Problem description
Retrieve each line that contains the word "sprout" from the entries below.

(Interface dataset entries)

+++

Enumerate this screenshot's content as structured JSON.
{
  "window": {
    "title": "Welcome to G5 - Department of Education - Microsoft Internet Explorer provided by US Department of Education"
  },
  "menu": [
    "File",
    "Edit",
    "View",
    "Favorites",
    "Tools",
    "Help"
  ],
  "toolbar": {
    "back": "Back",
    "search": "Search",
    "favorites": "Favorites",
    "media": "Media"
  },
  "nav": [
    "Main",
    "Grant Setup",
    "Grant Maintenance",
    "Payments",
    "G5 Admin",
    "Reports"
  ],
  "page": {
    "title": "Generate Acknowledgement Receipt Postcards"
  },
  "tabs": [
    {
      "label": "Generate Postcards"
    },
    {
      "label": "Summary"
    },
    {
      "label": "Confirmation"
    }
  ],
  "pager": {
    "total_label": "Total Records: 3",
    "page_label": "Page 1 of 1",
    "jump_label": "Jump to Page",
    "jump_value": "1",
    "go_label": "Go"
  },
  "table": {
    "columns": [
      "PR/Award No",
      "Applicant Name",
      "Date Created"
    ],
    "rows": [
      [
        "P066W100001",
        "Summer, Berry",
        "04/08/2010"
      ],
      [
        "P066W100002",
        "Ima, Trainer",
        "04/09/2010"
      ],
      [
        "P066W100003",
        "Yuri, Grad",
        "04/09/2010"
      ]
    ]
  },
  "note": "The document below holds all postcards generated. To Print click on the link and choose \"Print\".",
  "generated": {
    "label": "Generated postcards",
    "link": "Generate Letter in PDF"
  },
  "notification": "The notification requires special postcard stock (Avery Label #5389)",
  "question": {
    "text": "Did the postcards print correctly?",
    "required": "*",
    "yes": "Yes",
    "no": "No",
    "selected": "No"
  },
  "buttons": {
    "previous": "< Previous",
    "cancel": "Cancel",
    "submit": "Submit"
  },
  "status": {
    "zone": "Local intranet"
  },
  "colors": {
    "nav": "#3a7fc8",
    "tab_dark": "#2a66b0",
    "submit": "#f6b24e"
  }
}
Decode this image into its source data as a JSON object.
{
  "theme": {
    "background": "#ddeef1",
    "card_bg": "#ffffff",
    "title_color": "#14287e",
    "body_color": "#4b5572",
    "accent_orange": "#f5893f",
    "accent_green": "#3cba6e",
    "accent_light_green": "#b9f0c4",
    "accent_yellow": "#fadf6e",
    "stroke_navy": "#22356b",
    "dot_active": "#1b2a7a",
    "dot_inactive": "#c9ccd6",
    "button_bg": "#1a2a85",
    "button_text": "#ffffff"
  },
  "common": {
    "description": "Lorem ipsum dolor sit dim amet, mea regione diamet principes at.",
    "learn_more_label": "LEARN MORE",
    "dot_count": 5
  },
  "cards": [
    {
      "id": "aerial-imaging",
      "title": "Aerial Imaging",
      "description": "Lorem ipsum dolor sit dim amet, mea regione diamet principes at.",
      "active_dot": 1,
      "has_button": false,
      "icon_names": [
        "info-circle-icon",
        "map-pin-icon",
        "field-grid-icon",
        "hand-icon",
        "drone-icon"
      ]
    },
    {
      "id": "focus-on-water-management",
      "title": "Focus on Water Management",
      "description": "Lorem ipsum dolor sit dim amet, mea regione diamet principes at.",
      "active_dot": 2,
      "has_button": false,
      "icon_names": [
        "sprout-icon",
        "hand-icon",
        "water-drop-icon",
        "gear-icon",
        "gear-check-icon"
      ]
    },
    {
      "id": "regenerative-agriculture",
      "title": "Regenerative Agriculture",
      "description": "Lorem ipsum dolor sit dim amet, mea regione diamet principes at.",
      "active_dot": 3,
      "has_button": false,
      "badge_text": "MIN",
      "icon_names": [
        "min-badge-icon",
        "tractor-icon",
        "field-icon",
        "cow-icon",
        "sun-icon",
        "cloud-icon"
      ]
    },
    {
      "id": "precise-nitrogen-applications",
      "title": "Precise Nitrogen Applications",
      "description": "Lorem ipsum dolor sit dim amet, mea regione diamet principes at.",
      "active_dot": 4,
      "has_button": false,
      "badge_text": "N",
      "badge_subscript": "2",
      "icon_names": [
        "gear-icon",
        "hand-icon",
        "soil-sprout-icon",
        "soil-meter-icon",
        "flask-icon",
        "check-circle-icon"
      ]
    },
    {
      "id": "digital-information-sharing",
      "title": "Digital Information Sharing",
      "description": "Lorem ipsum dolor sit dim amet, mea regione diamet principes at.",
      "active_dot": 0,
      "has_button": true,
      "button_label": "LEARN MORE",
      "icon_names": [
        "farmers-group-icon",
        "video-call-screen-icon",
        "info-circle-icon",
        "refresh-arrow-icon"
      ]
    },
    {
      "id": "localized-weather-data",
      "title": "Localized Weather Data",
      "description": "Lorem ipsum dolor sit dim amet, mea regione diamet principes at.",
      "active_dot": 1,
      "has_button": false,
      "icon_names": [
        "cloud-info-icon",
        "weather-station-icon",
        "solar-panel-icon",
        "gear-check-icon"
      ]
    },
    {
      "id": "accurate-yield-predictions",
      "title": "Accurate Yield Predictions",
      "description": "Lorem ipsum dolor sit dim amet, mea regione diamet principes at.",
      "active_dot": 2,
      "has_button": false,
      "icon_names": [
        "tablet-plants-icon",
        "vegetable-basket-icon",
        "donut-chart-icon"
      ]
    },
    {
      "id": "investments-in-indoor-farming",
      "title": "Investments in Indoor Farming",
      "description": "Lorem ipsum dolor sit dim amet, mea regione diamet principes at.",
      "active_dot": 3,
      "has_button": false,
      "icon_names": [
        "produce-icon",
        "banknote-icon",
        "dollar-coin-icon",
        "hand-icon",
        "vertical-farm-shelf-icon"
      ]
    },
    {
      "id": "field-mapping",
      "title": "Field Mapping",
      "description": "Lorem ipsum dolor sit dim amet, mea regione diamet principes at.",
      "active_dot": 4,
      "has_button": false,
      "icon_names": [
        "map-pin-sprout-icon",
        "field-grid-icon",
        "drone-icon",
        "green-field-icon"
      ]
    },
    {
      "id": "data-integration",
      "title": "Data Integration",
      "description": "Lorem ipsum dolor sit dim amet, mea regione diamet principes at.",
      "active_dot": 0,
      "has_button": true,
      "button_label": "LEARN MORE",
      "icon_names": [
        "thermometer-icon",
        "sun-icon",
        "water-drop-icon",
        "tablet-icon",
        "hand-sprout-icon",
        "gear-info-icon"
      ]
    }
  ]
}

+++

Solution
        "sprout-icon",
        "soil-sprout-icon",
        "map-pin-sprout-icon",
        "hand-sprout-icon",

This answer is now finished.